Democrats 23 Santa Cruz de la Sierra, Cochabamba, its other 21 municipalities are in Santa Cruz Department.
Movement for Sovereignty 14 All in La Paz Department
Revolutionary Nationalist Movement 11 9 in Beni, and 4 in Santa Cruz
Autonomous Nationalities for Change and Empowerment (NACER) 3
National Unity Front (UN) 2 El Alto
Pando United and Dignified 2 Cobija
UNIR 2 Tarija

Results[edit]

Winning party in departmental governors' elections

Bolivia's ruling MAS party suffered some defeats and setbacks in the subnational elections compared to its performance in 2010 and its victory in the 2014 presidential election.[6]

Governors[edit]

Party Votes % Candidates Elected
Movement for Socialism MAS-IPSP 1 909 314 41,79 % 9 6
Social Democrat Movement DEMOCRATAS 940 286 20,58 % 4 1
Sovereignty and Freedom SOL-BO 673 244 14,73 % 1 1
National Unity Front UN 182 404 3,99 % 4 0
Revolutionary Nationalist Movement MNR 108 544 2,37 % 5 0
Autonomist Departmental Unity UD-A 105 391 2,31 % 1 1
Front for Victory FPV 101 871 2,23 % 6 0
We Are All Chuquisaca CST 101 257 2,22 % 1 0
United for Cochabamba UNICO 76 907 1,68 % 1 0
Movement for Sovereignty MPS 63 941 1,40 % 1 0
People's Originary Movement of Potosí POTOSI-MOP 53 287 1,17 % 1 0
Autonomous Nationalities for Change and Empowerment NACER 49 214 1,08 % 1 0
New Citizen Power NPC 47 220 1,03 % 1 0
Tarija For All TPT 31 310 0,68 % 1 0
Popular Participation PP 28 700 0,63 % 1 0
Solidarity Civic Unity UCS 20 042 0,44 % 1 0
Patriotic Social Alliance ASP 18 513 0,41 % 1 0
Strength and Hope FE 17 082 0,37 % 1 0
Pando United and Dignified PUD 13 042 0,28 % 1 0
Up with Chuquisaca ACH 11 427 0,25 % 1 0
Revolutionary Left Front FRI 9070 0,20 % 1 0
Integrity, Security, and Autonomy ISA 5768 0,13 % 1 0
Amazon Social Power PASO 1142 0,02 % 1 0
Valid votes 4 568 976 88,08 % 32 9
Blank votes 356 048 6,86 %
Null votes 261 942 5,05 %
Total ballots cast 5 186 966 100,00 %
Source: Tribunal Supremo Electoral, Resultados Elecciones Subnacionales 2015
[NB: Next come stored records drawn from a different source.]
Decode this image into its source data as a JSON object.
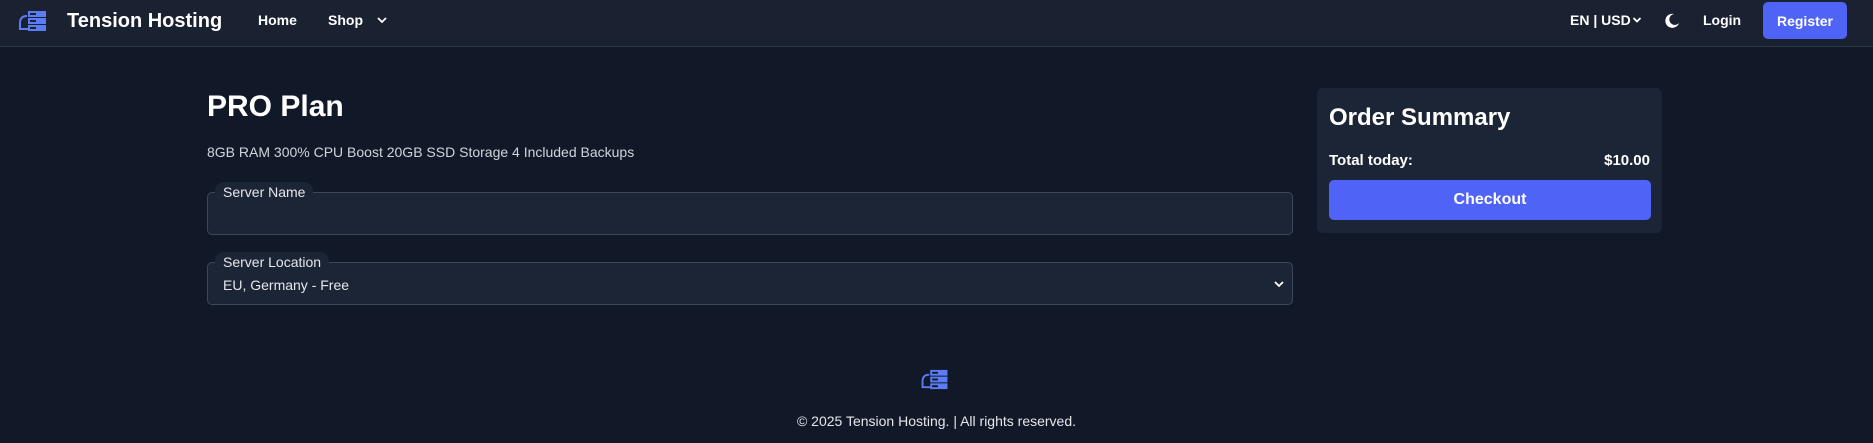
{
  "brand": {
    "name": "Tension Hosting",
    "icon": "server-stack-icon",
    "accent": "#4f63f7"
  },
  "nav": {
    "home": "Home",
    "shop": "Shop",
    "locale": "EN | USD",
    "theme_icon": "moon-icon",
    "login": "Login",
    "register": "Register"
  },
  "plan": {
    "title": "PRO Plan",
    "features": "8GB RAM 300% CPU Boost 20GB SSD Storage 4 Included Backups"
  },
  "form": {
    "server_name_label": "Server Name",
    "server_name_value": "",
    "server_location_label": "Server Location",
    "server_location_value": "EU, Germany - Free"
  },
  "summary": {
    "title": "Order Summary",
    "total_label": "Total today:",
    "total_value": "$10.00",
    "checkout": "Checkout"
  },
  "footer": {
    "text": "© 2025 Tension Hosting. | All rights reserved."
  }
}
The governors of Beni and Tarija were elected in a May 3 runoff election.

References[edit]

  1. ^ "Bolivia elige hoy 4.975 nuevas autoridades subnacionales". La Razón. 2015-03-29. Retrieved 2015-05-08.
  2. ^ Cardozo G., Jesús (2010-03-29). "Los números y datos de las elecciones subnacionales". El País. Tarija, Bolivia. Retrieved 2015-05-08.
  3. ^ Órgano Electoral Plurinacional (2016). Informe de labores, rendición de cuentas: Gestión 2015 y desafios para la gestión 2016.
  4. ^ "Elecciones en Bolivia Archived 2011-07-08 at the Wayback Machine," Bolivia Prensa, 3 April 2010.
  5. ^ "MAS gana en 225 de los 339 municipios del país". El Deber. Santa Cruz, Bolivia. 2016-04-05. Retrieved 2016-03-13.[permanent dead link]
  6. ^ "A Vote for Local Democracy in Bolivia's Regional Elections". NACLA. Retrieved 12 July 2015.